* The task: Scan the material for the word "browser", then return every line where it appears.

* The input:
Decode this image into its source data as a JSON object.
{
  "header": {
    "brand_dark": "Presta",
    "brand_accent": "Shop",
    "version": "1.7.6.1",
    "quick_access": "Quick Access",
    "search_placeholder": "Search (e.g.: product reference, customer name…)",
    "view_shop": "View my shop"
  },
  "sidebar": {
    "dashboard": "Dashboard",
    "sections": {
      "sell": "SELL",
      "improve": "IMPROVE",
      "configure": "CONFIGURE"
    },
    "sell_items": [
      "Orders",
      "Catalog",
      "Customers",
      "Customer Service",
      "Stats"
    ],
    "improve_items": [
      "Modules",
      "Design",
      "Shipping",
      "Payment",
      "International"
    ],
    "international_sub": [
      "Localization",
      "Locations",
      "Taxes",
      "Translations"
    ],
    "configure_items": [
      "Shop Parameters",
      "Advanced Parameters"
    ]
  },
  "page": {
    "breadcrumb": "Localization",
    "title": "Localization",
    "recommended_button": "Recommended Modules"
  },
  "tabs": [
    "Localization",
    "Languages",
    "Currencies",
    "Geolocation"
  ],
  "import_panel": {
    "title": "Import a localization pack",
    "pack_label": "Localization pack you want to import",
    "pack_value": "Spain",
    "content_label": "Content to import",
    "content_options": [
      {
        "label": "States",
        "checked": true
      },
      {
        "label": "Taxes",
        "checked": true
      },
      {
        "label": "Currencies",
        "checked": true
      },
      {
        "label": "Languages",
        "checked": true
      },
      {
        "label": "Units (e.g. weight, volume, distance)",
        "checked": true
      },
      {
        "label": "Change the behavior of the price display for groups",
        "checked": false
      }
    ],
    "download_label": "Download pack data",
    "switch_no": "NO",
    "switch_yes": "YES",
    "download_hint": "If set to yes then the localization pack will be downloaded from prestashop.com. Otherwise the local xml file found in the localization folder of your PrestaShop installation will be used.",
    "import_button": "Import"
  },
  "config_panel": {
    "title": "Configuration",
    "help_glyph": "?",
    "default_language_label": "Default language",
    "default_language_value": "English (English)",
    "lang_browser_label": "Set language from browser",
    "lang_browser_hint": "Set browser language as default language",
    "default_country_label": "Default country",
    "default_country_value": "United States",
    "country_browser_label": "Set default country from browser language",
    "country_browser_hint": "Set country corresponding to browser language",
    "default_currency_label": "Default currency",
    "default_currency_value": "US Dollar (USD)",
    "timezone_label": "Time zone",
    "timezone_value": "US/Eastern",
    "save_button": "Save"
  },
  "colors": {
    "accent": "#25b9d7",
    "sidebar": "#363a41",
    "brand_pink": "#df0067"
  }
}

* Answer box:
    "lang_browser_label": "Set language from browser",
    "lang_browser_hint": "Set browser language as default language",
    "country_browser_label": "Set default country from browser language",
    "country_browser_hint": "Set country corresponding to browser language",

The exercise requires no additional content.